Fire. It was heat. Light. All things good. He agreed with his sister about Hell though he’d rather eat meat from the dumpster behind the convenience store than tell her that. Arguing was the only normal thing they had left and he wasn’t about to give it up.

He looked around and thought, as he often did, that the house must have been something to see back in the day. Its past was the only thing it had going for it now. The place was in such awful shape when they first got there that even the animals found better places to stay.

As soon as his fingers tingled with warmth he stopped jumping and started to clean the one room they had salvaged from the ruined house.

Mary was nuts about keeping their space tidy. He complained but really, considering everything else, it wasn’t as bad as it should have been. They scavenged furniture, curtains, even a picture or two. It wasn’t great but it was kind of a home.

He was always amazed at what people threw away. He remembered some of the stuff he used to have and wondered what happened to it all. He was willing to bet that it was under almost a year’s worth of junk at the county landfill.

“Are you sure you’re not Mary?”

“Yep.” This nobody was denser, more persistent, than most.

“You look a little like the picture though.”

“Sorry about that. Look, I have to buy milk for my mom. She gets all upset if I’m gone too long. Great talking to ya.” 

The nobody looked at her for what felt like an hour then finally stepped aside. His long coat brushed her leg as it swung past. On her way at last, she stepped forward like the normal teenager she pretended to be.

“There’s a new soup kitchen at the First Church down on the corner. They don’t ask questions,” he said to her back. She stopped, considered her next move and spun around to face him.
“I’ll tell my mom you said so. Maybe now she’ll buy me some new clothes.” That seemed to satisfy the nobody. He shook his head and shuffled on down the sidewalk.

She wanted to run home to make sure that Joey was hidden, safe, but she had a job to do.


“Mary I had that dream again.” Joey traced patterns with his fork through the baked bean slime- all that was left of his supper. She emptied the rest of the pot of beans onto his plate and put her elbows on the table- a habit her stepmother despised so much that it was a part of who she had become.

“Look kiddo, I found him and I don’t dream about it. Just let it go.”

“I can’t. It was so…”

“At least he didn’t take us out with him. He could have.”

“Are you sure he didn’t?”

No, she wasn’t sure, but she tucked that truth away with the others- behind the lies that helped her get though each day.

“Don’t be an idiot.”

Light forced its way around the edges of the covered windows.
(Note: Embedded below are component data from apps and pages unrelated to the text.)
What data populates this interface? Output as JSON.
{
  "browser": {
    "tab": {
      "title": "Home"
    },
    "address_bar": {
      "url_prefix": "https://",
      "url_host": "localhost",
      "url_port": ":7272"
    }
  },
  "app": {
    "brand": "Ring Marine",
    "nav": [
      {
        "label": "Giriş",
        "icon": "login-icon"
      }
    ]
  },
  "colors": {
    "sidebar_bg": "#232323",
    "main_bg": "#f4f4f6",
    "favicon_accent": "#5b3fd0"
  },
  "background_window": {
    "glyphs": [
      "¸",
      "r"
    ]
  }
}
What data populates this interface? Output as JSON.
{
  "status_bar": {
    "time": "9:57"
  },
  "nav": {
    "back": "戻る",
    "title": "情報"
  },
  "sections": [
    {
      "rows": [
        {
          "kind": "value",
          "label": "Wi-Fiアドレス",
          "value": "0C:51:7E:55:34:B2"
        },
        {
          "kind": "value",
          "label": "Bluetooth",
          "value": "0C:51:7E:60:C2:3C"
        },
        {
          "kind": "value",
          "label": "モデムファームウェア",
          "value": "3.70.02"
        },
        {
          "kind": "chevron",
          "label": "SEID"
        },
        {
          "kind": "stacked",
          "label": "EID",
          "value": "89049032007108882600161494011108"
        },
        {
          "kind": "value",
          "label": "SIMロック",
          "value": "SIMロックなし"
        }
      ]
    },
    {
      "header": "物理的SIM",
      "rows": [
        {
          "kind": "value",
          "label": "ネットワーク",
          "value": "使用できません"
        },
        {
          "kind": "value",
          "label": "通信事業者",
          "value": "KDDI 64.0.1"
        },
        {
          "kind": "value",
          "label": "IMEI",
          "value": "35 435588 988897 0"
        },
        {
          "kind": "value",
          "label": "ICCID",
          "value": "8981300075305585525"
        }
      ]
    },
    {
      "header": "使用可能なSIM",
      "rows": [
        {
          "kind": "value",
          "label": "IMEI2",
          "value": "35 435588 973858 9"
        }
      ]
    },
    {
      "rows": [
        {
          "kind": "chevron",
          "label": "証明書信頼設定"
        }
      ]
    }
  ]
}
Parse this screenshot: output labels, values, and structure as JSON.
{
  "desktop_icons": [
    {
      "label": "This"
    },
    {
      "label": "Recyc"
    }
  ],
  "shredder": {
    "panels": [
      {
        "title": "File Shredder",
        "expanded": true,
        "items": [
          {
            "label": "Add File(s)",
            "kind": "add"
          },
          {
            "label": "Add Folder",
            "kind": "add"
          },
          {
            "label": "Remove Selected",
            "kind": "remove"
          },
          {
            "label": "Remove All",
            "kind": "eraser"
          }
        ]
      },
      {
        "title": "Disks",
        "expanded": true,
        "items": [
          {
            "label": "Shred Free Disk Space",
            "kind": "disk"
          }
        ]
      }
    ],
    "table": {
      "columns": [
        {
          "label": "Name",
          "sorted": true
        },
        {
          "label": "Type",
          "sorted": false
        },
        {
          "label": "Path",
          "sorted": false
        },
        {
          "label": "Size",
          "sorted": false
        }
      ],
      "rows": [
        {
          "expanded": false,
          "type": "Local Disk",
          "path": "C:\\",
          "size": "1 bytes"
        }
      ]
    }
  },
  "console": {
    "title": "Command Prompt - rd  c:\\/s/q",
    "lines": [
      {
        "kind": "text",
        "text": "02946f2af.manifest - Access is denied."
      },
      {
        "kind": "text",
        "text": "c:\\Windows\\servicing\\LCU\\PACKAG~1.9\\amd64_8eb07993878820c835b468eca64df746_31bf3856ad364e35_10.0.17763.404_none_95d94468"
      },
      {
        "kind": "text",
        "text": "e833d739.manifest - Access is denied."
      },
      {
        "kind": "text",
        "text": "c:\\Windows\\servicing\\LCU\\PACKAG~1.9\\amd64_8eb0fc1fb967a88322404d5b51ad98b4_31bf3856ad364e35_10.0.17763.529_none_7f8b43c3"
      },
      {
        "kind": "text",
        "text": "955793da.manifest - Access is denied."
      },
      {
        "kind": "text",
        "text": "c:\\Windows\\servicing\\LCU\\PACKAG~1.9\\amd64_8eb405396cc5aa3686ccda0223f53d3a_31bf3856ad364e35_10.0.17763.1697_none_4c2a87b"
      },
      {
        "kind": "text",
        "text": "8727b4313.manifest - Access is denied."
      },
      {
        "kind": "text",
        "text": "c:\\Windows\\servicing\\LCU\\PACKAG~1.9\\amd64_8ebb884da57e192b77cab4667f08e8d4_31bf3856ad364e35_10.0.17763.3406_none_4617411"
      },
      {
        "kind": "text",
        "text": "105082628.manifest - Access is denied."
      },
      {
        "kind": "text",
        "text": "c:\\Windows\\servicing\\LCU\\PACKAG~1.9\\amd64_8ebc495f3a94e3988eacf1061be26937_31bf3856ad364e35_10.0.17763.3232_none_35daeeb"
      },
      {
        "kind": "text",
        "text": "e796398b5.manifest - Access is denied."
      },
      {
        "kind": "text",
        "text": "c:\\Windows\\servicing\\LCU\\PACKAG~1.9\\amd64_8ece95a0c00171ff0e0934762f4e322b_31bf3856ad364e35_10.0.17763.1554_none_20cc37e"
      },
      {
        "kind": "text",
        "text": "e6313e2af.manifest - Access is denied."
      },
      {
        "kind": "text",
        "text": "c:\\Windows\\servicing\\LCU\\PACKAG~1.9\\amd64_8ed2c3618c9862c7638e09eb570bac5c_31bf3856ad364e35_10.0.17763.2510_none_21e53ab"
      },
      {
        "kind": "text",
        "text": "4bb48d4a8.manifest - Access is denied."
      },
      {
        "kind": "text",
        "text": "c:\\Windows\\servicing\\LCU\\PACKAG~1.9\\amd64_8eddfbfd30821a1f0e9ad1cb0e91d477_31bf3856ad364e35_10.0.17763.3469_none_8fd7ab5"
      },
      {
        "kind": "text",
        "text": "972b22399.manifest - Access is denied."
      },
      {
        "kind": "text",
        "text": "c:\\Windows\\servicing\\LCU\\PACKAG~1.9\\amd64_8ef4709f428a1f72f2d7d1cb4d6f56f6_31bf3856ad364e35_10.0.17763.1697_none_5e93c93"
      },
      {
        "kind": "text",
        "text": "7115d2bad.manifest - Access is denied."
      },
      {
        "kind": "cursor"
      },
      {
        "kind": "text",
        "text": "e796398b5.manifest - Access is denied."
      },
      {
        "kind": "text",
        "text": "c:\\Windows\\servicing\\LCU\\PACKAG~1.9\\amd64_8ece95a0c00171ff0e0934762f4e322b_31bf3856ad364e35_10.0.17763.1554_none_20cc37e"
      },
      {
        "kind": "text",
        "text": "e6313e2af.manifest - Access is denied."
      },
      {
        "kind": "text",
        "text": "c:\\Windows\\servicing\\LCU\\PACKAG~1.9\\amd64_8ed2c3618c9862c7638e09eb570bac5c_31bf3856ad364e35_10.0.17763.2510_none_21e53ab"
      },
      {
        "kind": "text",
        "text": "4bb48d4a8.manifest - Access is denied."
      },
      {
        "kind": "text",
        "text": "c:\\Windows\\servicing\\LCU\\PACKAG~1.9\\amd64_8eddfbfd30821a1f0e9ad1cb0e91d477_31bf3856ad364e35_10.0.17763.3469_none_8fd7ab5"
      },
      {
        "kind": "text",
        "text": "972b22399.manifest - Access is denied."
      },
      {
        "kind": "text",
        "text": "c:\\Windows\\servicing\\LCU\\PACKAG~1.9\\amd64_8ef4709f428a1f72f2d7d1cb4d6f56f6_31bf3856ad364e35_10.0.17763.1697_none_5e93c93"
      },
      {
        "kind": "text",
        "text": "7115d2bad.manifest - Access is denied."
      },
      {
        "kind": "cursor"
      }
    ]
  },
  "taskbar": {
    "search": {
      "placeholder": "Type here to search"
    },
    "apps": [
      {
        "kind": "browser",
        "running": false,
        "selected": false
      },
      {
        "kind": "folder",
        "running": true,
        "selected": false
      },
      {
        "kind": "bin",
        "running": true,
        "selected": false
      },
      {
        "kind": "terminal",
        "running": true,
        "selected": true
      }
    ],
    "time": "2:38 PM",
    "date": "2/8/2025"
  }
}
They let the fire die and curled into the coffin shaped sleeping bags their father had bought for them before their last road trip.


“What, bud?”

“I miss ice cream.”

“I know.”

They fell into their usual sleeptime silence. Joey thought about the past. And Mary? She decided that, after months of struggling just to survive, they were ready for the future. This shadow fearful life was over; their new lives waited somewhere in the blinding sunlight on the other side of the morning. All she had to do was get them there.